When I entered the birth pool the water was bliss. The contractions were still strong, but the water surrounding me helped to ease their sting. I leant over the birth pool and looked directly at the beautiful bowl of candles that we had lit at my Blessing Way. The sun was shining outside and there was a slight breeze which blew the blessing flags that were hung in the room. My birth space Pete had created for me was perfect. After finding the right position in the birth pool, I rode the wave of each contraction. I found that I was able to go inside myself more easily and being in the pool seemed to make me feel safe and secure. After about an hour in the pool, my midwife offered me a VE. The minute I lay down my midwife could see my bladder was very full and possibly in the way of the baby’s path. After an intense contraction lying on the mattress, I relieved myself and my midwife confirmed that I was 10cm dilated and that she could feel my baby’s head. How exciting!

When we returned to the birth room, there was an exhilarating energy surrounding us. I overheard my midwife talking to Saraca, saying something about how to time when the baby was born I was really about to have this baby!

By now it was around 1 pm and during each contraction I tried hard to breathe the baby down, sometimes resisting the urge to push. Time passed, but still no baby. My midwife coached me on how to push and to breathe deep onto my uterus rather than out like I had been doing. I concentrated intently, trying to visualise the breath moving into my uterus to help push baby out. My midwife used a mirror to see my progress, and although small, she could see part of my baby’s head.

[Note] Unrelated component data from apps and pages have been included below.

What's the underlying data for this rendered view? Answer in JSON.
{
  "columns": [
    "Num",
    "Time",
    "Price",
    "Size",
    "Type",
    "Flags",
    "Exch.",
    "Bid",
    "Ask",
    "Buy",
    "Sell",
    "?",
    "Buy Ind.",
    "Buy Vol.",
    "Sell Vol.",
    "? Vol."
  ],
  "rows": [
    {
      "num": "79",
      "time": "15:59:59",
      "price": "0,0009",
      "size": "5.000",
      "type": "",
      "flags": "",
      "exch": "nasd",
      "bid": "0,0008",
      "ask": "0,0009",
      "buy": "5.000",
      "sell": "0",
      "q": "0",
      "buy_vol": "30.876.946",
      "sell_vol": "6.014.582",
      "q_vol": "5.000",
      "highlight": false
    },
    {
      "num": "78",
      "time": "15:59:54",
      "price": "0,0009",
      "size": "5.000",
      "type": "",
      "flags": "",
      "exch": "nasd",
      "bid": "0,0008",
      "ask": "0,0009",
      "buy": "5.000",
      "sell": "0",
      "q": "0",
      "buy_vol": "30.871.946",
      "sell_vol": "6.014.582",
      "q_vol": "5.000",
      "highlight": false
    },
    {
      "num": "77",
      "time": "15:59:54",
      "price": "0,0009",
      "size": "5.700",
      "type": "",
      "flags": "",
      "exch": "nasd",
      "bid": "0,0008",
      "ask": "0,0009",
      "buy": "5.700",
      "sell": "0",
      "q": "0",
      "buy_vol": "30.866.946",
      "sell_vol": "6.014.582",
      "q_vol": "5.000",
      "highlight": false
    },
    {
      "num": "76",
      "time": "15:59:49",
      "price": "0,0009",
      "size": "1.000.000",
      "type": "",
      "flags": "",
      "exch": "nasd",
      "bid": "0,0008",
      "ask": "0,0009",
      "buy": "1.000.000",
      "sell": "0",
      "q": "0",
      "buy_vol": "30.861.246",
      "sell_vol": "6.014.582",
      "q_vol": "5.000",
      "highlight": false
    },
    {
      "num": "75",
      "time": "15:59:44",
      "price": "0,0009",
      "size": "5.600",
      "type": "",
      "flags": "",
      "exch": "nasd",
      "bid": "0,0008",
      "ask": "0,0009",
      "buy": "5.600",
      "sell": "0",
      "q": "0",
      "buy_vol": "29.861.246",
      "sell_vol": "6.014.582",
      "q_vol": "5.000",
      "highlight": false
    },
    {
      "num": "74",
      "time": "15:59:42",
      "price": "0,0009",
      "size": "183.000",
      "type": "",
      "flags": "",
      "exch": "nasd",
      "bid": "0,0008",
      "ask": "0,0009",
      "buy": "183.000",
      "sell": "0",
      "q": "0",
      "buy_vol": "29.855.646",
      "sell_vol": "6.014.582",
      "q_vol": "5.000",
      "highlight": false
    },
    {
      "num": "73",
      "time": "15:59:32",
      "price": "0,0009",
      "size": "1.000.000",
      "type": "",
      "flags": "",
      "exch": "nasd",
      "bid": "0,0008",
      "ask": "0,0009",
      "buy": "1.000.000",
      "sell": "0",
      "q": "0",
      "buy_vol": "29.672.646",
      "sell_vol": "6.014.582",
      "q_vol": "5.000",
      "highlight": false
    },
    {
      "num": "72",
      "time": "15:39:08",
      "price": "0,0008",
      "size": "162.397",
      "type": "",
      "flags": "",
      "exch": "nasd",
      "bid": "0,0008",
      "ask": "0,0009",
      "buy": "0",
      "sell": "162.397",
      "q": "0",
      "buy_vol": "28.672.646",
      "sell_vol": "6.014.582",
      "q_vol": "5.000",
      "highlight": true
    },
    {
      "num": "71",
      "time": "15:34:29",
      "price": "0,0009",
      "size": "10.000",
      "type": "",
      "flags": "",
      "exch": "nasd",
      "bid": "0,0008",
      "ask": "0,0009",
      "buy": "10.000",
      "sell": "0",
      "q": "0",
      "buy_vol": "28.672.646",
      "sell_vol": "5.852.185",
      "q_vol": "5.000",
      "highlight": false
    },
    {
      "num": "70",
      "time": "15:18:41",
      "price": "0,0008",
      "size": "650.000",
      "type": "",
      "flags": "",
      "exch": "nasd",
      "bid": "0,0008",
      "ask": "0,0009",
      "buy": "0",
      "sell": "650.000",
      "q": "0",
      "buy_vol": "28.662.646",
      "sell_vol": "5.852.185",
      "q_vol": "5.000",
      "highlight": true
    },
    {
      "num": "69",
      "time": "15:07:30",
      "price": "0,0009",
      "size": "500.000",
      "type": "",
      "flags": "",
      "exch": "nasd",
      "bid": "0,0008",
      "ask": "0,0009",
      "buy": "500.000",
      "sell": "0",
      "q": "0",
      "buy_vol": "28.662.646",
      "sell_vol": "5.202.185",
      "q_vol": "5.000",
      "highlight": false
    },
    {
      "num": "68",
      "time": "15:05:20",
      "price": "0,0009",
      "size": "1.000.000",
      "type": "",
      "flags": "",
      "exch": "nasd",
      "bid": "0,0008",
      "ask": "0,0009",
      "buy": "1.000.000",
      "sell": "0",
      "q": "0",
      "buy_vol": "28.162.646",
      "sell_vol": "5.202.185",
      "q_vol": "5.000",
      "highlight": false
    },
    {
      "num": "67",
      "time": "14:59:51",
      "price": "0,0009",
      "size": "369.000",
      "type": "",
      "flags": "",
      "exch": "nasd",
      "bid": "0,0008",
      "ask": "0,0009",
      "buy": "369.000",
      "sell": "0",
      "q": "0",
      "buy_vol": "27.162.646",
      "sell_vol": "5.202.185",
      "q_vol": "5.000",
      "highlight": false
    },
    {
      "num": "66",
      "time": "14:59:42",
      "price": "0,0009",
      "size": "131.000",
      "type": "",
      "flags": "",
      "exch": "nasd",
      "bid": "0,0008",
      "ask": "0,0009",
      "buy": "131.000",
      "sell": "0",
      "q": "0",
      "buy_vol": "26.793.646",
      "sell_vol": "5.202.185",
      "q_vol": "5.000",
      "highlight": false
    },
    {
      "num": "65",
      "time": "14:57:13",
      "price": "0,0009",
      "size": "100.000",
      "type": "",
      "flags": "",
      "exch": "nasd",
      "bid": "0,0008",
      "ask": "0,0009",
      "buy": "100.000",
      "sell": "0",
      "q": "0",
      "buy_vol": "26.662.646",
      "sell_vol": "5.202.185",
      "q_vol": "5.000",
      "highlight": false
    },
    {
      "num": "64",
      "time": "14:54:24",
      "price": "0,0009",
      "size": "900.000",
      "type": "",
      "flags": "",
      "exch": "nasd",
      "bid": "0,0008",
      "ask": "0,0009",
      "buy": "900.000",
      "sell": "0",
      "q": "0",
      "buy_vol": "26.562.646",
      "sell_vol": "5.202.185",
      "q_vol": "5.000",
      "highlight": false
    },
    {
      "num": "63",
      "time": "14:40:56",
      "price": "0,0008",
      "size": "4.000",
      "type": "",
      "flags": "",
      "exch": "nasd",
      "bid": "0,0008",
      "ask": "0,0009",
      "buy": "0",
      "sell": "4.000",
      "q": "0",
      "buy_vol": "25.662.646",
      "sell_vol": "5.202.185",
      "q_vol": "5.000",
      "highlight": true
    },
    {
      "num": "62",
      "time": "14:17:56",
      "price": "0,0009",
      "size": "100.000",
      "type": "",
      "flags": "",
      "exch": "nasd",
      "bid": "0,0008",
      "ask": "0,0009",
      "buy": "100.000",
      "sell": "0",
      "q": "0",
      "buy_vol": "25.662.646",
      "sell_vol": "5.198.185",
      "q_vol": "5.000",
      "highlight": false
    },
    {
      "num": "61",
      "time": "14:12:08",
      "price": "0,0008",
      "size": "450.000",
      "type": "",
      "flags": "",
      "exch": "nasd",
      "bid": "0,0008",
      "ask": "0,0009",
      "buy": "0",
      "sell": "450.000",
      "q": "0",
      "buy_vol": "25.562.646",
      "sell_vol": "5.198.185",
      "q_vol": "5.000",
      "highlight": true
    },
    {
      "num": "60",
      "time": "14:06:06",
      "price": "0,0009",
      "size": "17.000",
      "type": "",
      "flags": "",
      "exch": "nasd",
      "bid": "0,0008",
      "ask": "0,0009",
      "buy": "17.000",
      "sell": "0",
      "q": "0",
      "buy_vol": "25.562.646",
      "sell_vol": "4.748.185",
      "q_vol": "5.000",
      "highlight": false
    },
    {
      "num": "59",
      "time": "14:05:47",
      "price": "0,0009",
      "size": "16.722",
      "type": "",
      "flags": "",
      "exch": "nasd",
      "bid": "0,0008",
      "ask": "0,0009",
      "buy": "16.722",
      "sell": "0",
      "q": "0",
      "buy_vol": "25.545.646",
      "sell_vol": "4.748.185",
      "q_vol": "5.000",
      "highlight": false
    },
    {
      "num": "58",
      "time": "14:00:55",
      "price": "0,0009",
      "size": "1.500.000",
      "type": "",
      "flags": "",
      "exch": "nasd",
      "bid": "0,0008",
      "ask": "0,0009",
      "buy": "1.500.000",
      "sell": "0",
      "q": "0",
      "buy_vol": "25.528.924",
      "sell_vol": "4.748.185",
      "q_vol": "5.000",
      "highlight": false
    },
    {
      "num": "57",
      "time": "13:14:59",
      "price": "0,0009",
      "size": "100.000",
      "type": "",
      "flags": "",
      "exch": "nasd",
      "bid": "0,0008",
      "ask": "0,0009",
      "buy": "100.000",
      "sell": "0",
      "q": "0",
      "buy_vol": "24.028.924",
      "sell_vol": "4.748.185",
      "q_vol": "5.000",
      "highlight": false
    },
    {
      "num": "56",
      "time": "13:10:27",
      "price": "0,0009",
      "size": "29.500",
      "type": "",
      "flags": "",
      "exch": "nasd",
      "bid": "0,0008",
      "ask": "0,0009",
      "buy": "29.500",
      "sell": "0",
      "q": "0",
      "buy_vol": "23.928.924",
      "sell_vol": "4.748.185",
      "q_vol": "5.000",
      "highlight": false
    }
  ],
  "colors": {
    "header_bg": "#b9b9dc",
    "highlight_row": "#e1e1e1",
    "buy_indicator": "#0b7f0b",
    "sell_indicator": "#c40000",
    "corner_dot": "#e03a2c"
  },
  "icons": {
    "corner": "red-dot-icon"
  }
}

After about 2 hours I was physically and mentally exhausted. Although I never once allowed myself to give up, I was feeling tired and really looking to my midwife for advice and a plan B. I felt as though the contractions weren’t long enough for me to get a good go at pushing. When I would finally make some progress, my contraction would subside and I could no longer push.

I decided to get out of the water. We moved back onto the room where we did the VE and I lay on my side. After a few contractions I wasn’t getting far. My legs were cramping and I just wanted to get back to the water.

When we returned to the birth pool, my midwife showed Pete how to support me on a supported squat and we stood in the birth pool, with my bottom lowered just into the water. Even though I knew I was making progress. I began to feel some anxiety creeping in. I knew I had been on second stage for almost three hours and I had a fleeting thought about the hospital, so turned to my midwife to ask about her plan C. She talked to me about the old fashion way to push: holding my breath and bearing down without breathing out. The idea of not breathing was extremely foreign to me, so this, although seemingly simple, was harder than I anticipated Pete continu